• _Instructions to follow_: Retype the records in full, keeping each character as it is.

• _Source material_:

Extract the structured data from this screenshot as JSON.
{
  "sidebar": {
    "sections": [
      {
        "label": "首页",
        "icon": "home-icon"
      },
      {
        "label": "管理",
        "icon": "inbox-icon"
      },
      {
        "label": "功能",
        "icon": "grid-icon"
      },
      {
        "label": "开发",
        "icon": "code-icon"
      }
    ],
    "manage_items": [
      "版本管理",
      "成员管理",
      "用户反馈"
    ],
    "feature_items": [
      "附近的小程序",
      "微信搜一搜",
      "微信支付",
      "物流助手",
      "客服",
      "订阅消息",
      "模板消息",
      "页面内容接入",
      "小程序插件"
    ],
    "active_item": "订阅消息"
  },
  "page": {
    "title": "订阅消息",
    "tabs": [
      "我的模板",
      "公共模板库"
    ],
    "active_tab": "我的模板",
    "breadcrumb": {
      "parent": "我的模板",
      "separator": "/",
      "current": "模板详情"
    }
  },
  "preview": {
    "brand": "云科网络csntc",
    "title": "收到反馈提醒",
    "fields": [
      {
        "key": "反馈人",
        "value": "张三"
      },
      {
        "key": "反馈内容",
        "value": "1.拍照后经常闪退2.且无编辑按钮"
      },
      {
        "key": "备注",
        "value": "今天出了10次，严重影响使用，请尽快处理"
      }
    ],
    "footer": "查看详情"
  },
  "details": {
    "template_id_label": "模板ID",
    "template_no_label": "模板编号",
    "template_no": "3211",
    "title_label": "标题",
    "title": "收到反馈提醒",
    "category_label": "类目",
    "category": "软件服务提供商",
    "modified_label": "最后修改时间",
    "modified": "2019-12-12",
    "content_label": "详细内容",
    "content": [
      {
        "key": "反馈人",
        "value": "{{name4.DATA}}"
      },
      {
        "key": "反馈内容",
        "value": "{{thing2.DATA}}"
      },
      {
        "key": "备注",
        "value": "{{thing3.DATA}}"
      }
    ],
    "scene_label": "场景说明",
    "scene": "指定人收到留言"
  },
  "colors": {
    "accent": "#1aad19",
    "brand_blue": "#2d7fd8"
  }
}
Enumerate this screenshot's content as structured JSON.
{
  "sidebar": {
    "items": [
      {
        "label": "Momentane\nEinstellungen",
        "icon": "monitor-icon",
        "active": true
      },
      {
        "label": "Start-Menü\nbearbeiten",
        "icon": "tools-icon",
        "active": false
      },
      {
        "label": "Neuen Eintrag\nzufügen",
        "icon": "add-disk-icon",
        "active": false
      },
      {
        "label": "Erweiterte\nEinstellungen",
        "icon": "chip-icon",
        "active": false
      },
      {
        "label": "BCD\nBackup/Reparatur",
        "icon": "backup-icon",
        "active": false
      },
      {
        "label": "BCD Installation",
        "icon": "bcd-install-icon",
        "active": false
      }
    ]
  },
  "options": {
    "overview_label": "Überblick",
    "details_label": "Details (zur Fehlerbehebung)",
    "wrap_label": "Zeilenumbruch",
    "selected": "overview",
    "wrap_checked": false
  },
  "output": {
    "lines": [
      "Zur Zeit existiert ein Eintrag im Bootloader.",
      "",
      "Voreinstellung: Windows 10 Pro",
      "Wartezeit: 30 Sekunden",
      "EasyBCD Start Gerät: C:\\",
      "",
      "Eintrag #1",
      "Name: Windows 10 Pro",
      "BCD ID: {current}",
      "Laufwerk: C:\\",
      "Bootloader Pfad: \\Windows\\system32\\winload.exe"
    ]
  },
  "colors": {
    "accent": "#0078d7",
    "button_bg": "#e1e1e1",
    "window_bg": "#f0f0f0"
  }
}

• _Solution below_:
Extract the structured data from this screenshot as JSON.
{
  "sidebar": {
    "sections": [
      {
        "label": "首页",
        "icon": "home-icon"
      },
      {
        "label": "管理",
        "icon": "inbox-icon"
      },
      {
        "label": "功能",
        "icon": "grid-icon"
      },
      {
        "label": "开发",
        "icon": "code-icon"
      }
    ],
    "manage_items": [
      "版本管理",
      "成员管理",
      "用户反馈"
    ],
    "feature_items": [
      "附近的小程序",
      "微信搜一搜",
      "微信支付",
      "物流助手",
      "客服",
      "订阅消息",
      "模板消息",
      "页面内容接入",
      "小程序插件"
    ],
    "active_item": "订阅消息"
  },
  "page": {
    "title": "订阅消息",
    "tabs": [
      "我的模板",
      "公共模板库"
    ],
    "active_tab": "我的模板",
    "breadcrumb": {
      "parent": "我的模板",
      "separator": "/",
      "current": "模板详情"
    }
  },
  "preview": {
    "brand": "云科网络csntc",
    "title": "收到反馈提醒",
    "fields": [
      {
        "key": "反馈人",
        "value": "张三"
      },
      {
        "key": "反馈内容",
        "value": "1.拍照后经常闪退2.且无编辑按钮"
      },
      {
        "key": "备注",
        "value": "今天出了10次，严重影响使用，请尽快处理"
      }
    ],
    "footer": "查看详情"
  },
  "details": {
    "template_id_label": "模板ID",
    "template_no_label": "模板编号",
    "template_no": "3211",
    "title_label": "标题",
    "title": "收到反馈提醒",
    "category_label": "类目",
    "category": "软件服务提供商",
    "modified_label": "最后修改时间",
    "modified": "2019-12-12",
    "content_label": "详细内容",
    "content": [
      {
        "key": "反馈人",
        "value": "{{name4.DATA}}"
      },
      {
        "key": "反馈内容",
        "value": "{{thing2.DATA}}"
      },
      {
        "key": "备注",
        "value": "{{thing3.DATA}}"
      }
    ],
    "scene_label": "场景说明",
    "scene": "指定人收到留言"
  },
  "colors": {
    "accent": "#1aad19",
    "brand_blue": "#2d7fd8"
  }
}
Enumerate this screenshot's content as structured JSON.
{
  "sidebar": {
    "items": [
      {
        "label": "Momentane\nEinstellungen",
        "icon": "monitor-icon",
        "active": true
      },
      {
        "label": "Start-Menü\nbearbeiten",
        "icon": "tools-icon",
        "active": false
      },
      {
        "label": "Neuen Eintrag\nzufügen",
        "icon": "add-disk-icon",
        "active": false
      },
      {
        "label": "Erweiterte\nEinstellungen",
        "icon": "chip-icon",
        "active": false
      },
      {
        "label": "BCD\nBackup/Reparatur",
        "icon": "backup-icon",
        "active": false
      },
      {
        "label": "BCD Installation",
        "icon": "bcd-install-icon",
        "active": false
      }
    ]
  },
  "options": {
    "overview_label": "Überblick",
    "details_label": "Details (zur Fehlerbehebung)",
    "wrap_label": "Zeilenumbruch",
    "selected": "overview",
    "wrap_checked": false
  },
  "output": {
    "lines": [
      "Zur Zeit existiert ein Eintrag im Bootloader.",
      "",
      "Voreinstellung: Windows 10 Pro",
      "Wartezeit: 30 Sekunden",
      "EasyBCD Start Gerät: C:\\",
      "",
      "Eintrag #1",
      "Name: Windows 10 Pro",
      "BCD ID: {current}",
      "Laufwerk: C:\\",
      "Bootloader Pfad: \\Windows\\system32\\winload.exe"
    ]
  },
  "colors": {
    "accent": "#0078d7",
    "button_bg": "#e1e1e1",
    "window_bg": "#f0f0f0"
  }
}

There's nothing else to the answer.